Dataset content:
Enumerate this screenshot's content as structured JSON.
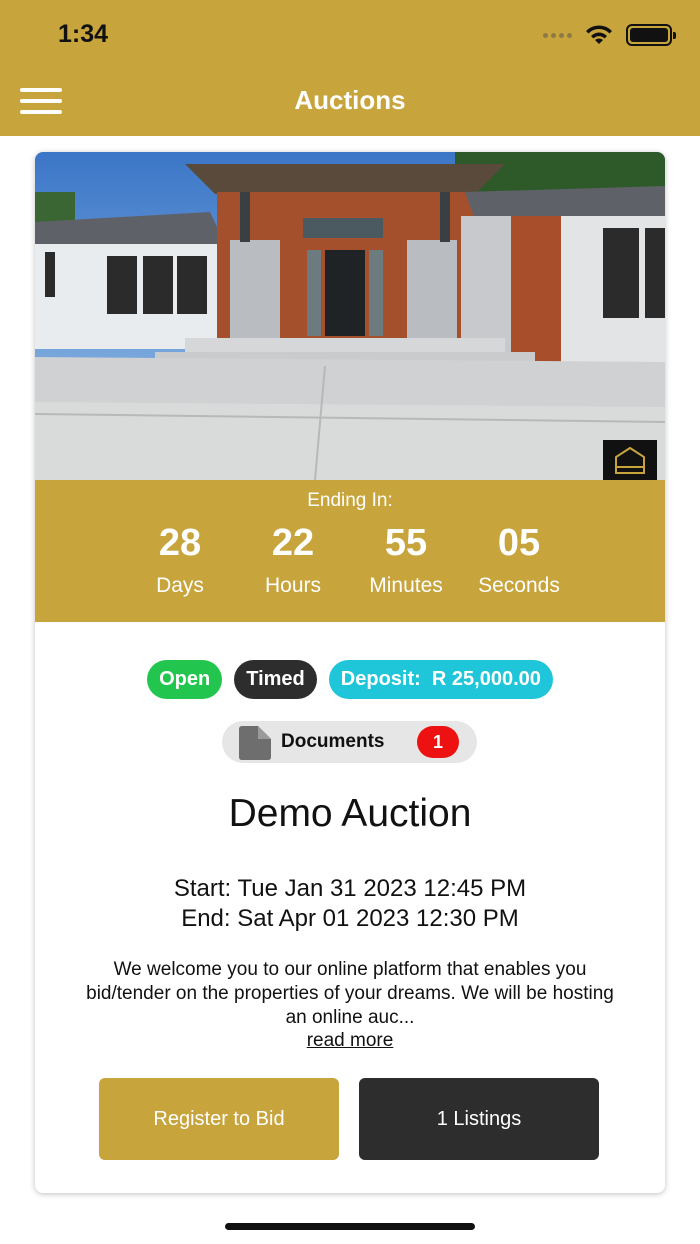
{
  "status_bar": {
    "time": "1:34"
  },
  "nav": {
    "title": "Auctions"
  },
  "colors": {
    "accent": "#c7a43c",
    "open": "#22c54e",
    "timed": "#2d2d2d",
    "deposit": "#1fc5d8",
    "badge": "#ee1111"
  },
  "countdown": {
    "label": "Ending In:",
    "units": [
      {
        "value": "28",
        "label": "Days"
      },
      {
        "value": "22",
        "label": "Hours"
      },
      {
        "value": "55",
        "label": "Minutes"
      },
      {
        "value": "05",
        "label": "Seconds"
      }
    ]
  },
  "tags": {
    "open": "Open",
    "timed": "Timed",
    "deposit": "Deposit:  R 25,000.00"
  },
  "documents": {
    "label": "Documents",
    "count": "1",
    "icon": "document-icon"
  },
  "auction": {
    "title": "Demo Auction",
    "start": "Start: Tue Jan 31 2023 12:45 PM",
    "end": "End: Sat Apr 01 2023 12:30 PM",
    "description": "We welcome you to our online platform that enables you bid/tender on the properties of your dreams. We will be hosting an online auc...",
    "read_more": "read more"
  },
  "actions": {
    "register": "Register to Bid",
    "listings": "1 Listings"
  }
}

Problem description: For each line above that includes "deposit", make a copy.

Solution to this problem:
    "deposit": "#1fc5d8",
    "deposit": "Deposit:  R 25,000.00"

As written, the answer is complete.